In 2001, the separate election for prime minister was scrapped and the previous system restored for the 2003 vote.
Resurrecting the direct prime minister’s vote now, in 2021, if approved by the Knesset, may or may not save the country a fifth general election in less than two years. If elected in this way, Netanyahu would be free to bypass the president for his mandate to rule and not have to rely on a Knesset majority to take office. But past experience shows that, given Israel’s surfeit of fringe parties, any winner of the direct vote would still have to struggle for a stable government or even its survivability.
Still, by this eleventh hour gambit, the Likud leader hopes to prevent the premiership mandate being handed by the president to opposition leader Yair Lapid.
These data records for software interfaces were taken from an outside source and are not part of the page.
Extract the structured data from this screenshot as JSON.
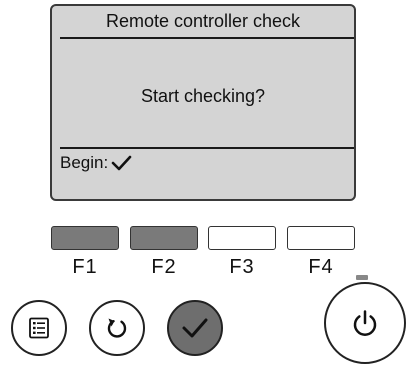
{
  "screen": {
    "title": "Remote controller check",
    "prompt": "Start checking?",
    "begin_label": "Begin:",
    "begin_icon": "check-icon"
  },
  "function_keys": [
    {
      "label": "F1",
      "active": true
    },
    {
      "label": "F2",
      "active": true
    },
    {
      "label": "F3",
      "active": false
    },
    {
      "label": "F4",
      "active": false
    }
  ],
  "buttons": {
    "menu_icon": "menu-list-icon",
    "return_icon": "return-arrow-icon",
    "confirm_icon": "check-icon",
    "power_icon": "power-icon"
  },
  "colors": {
    "lcd_background": "#d4d4d4",
    "function_key_active": "#7a7a7a",
    "confirm_button": "#6e6e6e"
  }
}
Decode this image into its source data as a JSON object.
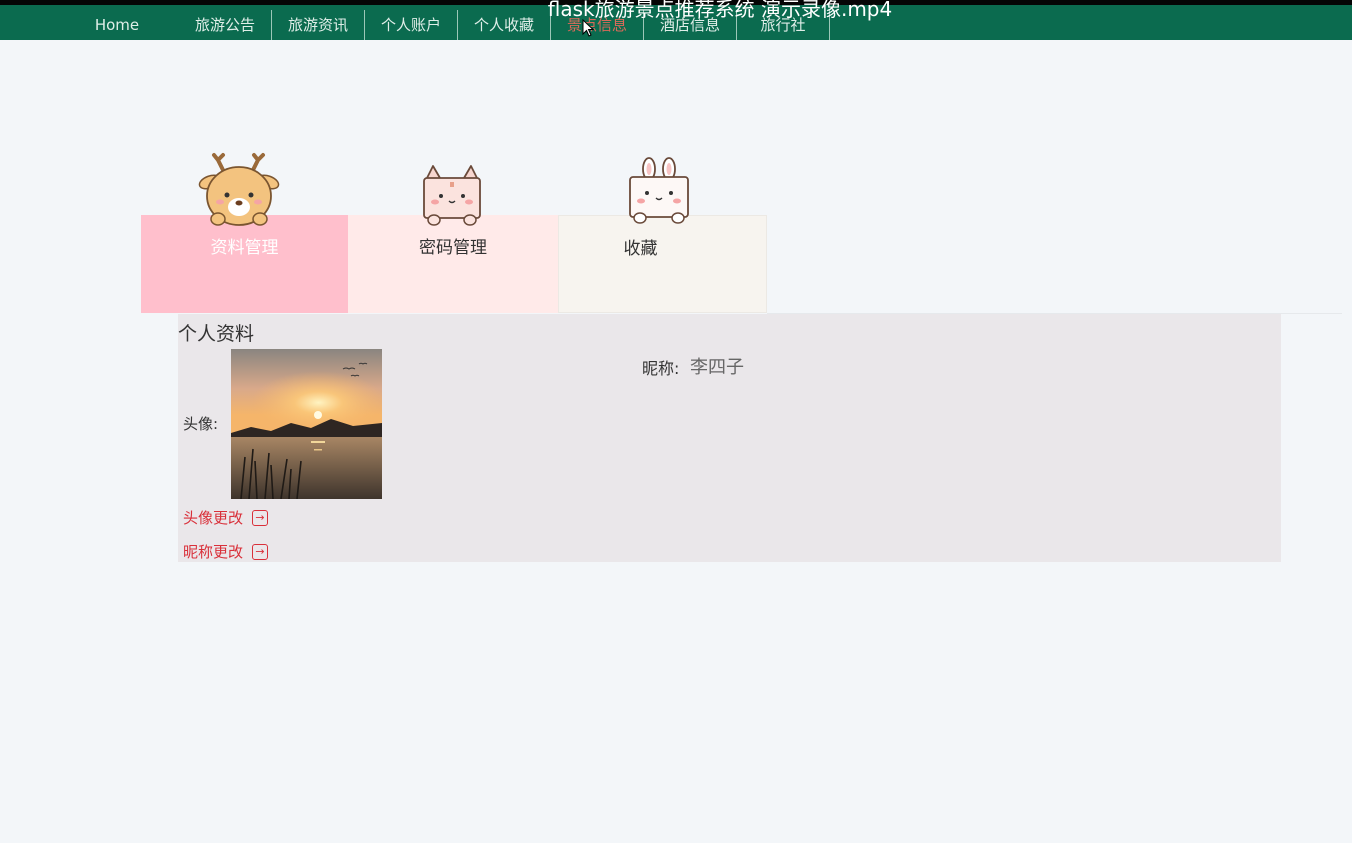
{
  "video_title": "flask旅游景点推荐系统 演示录像.mp4",
  "nav": {
    "items": [
      "Home",
      "旅游公告",
      "旅游资讯",
      "个人账户",
      "个人收藏",
      "景点信息",
      "酒店信息",
      "旅行社"
    ],
    "active_index": 5
  },
  "tabs": [
    {
      "label": "资料管理",
      "icon": "deer-icon",
      "bg": "#ffbfcc",
      "text_color": "#ffffff"
    },
    {
      "label": "密码管理",
      "icon": "cat-icon",
      "bg": "#ffeae9",
      "text_color": "#333333"
    },
    {
      "label": "收藏",
      "icon": "rabbit-icon",
      "bg": "#f7f4ef",
      "text_color": "#333333"
    }
  ],
  "profile": {
    "title": "个人资料",
    "avatar_label": "头像:",
    "avatar_image": "sunset-lake-image",
    "nickname_label": "昵称:",
    "nickname_value": "李四子",
    "actions": [
      "头像更改",
      "昵称更改"
    ]
  },
  "colors": {
    "nav_bg": "#0b6b4f",
    "nav_active": "#d96a5a",
    "action_red": "#d9303a",
    "panel_bg": "#eae7ea"
  }
}
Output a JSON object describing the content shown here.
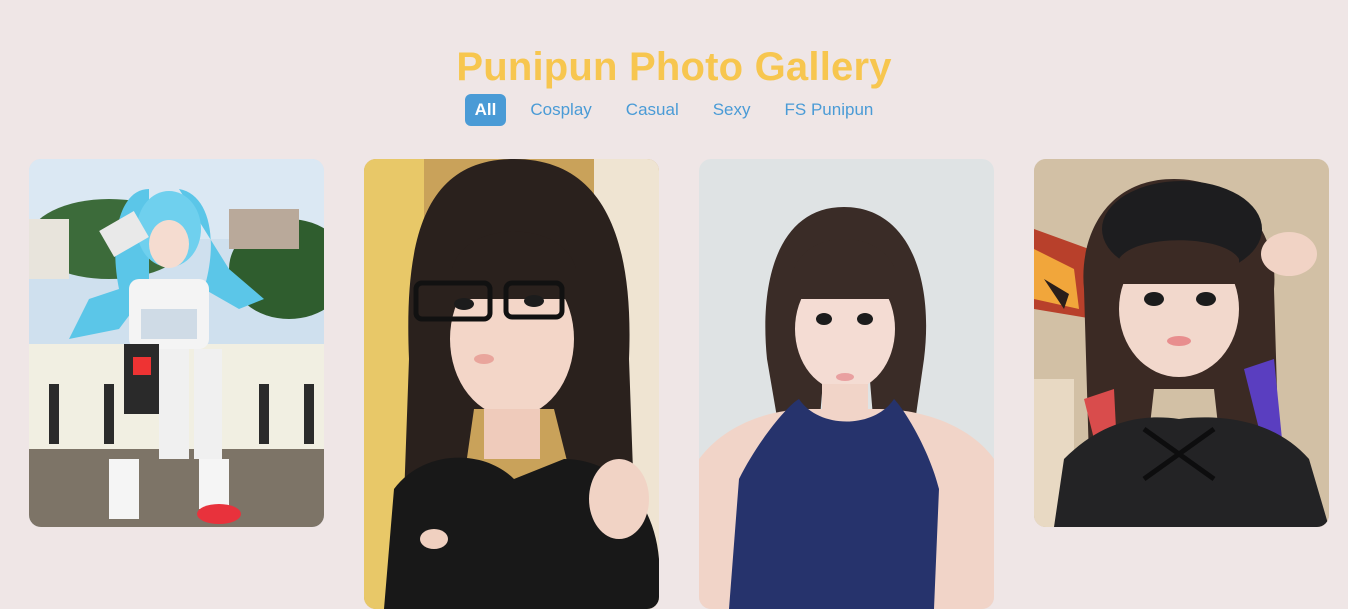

However, with the country beset by a fresh surge of Palestinian terrorism, a US president determined to reach an accommodation with Iran, an investigation of the Meron disaster and the loss of 45 lives, Netanyahu may be counting on the voter choosing an experienced prime minister to lead the way out of proliferating crises. His corruption trial meanwhile advanced on Tuesday to the cross-examination stage of hostile witnesses.